This website was very helpful. I got an A on my report and most of my facts came from here!
I really like the suggestion of a hope kit! I have some momento boxes I bought & I think I will make one of them a hope box. Thank you for a wonderful & useful list of things that can really make a difference!! Peace Of Mind & Love
I found this article to be tremendously supportive. It’s the best piece I have found on the subject, leaving a sort of bread- crumb trail toward “home.” Kind, deeply thoughtful, and backed up with research, it takes the reader by the hand and shows the way. Thank you for including the reader in your scope.
The only thing I can think of is the expression of what to do when these activities seem too hard to accomplish. Thsnk you.
It’s endlessly frustrating that mental health advice leans so heavily on “talk to your friends or family members.” What if you don’t HAVE any friends or family??!
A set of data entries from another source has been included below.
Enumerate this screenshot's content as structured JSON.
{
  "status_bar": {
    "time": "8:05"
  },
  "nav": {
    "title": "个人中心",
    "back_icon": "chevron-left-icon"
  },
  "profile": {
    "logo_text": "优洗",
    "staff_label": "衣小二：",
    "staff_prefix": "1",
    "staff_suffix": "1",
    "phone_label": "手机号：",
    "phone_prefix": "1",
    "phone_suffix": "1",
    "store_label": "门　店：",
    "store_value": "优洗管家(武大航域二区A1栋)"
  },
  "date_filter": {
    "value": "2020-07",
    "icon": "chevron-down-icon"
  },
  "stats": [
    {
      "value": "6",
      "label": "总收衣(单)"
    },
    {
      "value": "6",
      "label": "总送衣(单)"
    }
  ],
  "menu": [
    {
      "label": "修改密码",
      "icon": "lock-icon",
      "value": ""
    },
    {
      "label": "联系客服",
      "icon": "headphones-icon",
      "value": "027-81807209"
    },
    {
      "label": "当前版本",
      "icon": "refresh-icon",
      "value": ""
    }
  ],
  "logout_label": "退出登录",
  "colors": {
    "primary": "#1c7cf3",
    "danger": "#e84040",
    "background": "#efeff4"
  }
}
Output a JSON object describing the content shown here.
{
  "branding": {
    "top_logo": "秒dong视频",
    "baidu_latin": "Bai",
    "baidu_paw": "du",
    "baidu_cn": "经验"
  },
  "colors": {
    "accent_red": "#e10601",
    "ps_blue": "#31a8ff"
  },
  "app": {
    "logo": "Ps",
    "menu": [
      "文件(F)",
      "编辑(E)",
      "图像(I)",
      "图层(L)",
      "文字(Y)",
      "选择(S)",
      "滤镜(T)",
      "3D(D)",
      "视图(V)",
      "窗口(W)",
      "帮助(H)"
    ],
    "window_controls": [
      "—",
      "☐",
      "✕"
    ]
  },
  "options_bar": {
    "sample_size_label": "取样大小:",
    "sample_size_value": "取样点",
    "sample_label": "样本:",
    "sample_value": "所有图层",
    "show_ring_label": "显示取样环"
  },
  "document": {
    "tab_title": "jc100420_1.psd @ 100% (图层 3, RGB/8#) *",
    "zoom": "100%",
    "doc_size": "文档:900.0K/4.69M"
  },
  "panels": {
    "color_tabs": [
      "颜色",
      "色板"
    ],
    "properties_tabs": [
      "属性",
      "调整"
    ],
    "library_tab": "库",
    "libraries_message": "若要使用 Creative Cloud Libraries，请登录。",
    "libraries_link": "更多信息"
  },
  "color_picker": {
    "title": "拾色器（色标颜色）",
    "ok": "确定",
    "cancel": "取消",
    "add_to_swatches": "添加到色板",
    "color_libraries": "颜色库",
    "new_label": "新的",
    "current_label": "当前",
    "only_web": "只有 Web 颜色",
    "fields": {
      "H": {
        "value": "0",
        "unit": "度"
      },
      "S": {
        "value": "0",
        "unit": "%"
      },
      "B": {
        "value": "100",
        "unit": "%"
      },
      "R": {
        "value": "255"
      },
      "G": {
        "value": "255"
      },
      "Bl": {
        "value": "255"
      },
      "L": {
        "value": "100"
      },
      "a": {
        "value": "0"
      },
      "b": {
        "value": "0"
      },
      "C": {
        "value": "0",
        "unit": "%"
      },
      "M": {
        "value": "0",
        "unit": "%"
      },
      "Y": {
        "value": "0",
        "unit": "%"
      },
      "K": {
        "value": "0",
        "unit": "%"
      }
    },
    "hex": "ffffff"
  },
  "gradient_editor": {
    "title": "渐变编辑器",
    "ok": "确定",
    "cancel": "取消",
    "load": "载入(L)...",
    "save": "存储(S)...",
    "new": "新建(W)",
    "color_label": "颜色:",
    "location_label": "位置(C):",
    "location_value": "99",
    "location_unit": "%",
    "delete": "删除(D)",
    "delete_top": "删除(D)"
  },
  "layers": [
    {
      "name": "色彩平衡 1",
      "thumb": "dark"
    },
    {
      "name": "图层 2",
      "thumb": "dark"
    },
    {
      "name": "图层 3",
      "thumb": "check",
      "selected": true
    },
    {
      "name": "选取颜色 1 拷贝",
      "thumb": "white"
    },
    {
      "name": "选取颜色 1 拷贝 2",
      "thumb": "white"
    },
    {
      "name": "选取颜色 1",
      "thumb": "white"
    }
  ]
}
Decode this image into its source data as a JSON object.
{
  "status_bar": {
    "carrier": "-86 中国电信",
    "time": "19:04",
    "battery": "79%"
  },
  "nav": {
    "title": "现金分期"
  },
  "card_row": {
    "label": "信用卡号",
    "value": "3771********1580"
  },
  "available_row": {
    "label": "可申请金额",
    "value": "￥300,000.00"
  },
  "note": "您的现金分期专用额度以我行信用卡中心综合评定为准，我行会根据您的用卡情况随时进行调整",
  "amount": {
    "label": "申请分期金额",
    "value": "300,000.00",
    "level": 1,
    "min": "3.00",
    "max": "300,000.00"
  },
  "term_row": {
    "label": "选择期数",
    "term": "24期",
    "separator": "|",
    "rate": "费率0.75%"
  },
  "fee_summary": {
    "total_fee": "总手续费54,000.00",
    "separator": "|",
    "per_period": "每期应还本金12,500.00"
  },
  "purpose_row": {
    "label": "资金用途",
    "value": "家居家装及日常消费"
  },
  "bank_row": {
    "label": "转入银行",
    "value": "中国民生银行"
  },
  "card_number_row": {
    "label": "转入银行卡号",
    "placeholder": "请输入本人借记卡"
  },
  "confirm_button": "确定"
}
It also relies heavily on effort and creativity…..which are kind of the source of my depression: Im lazy and frustrated at my inability to be creative.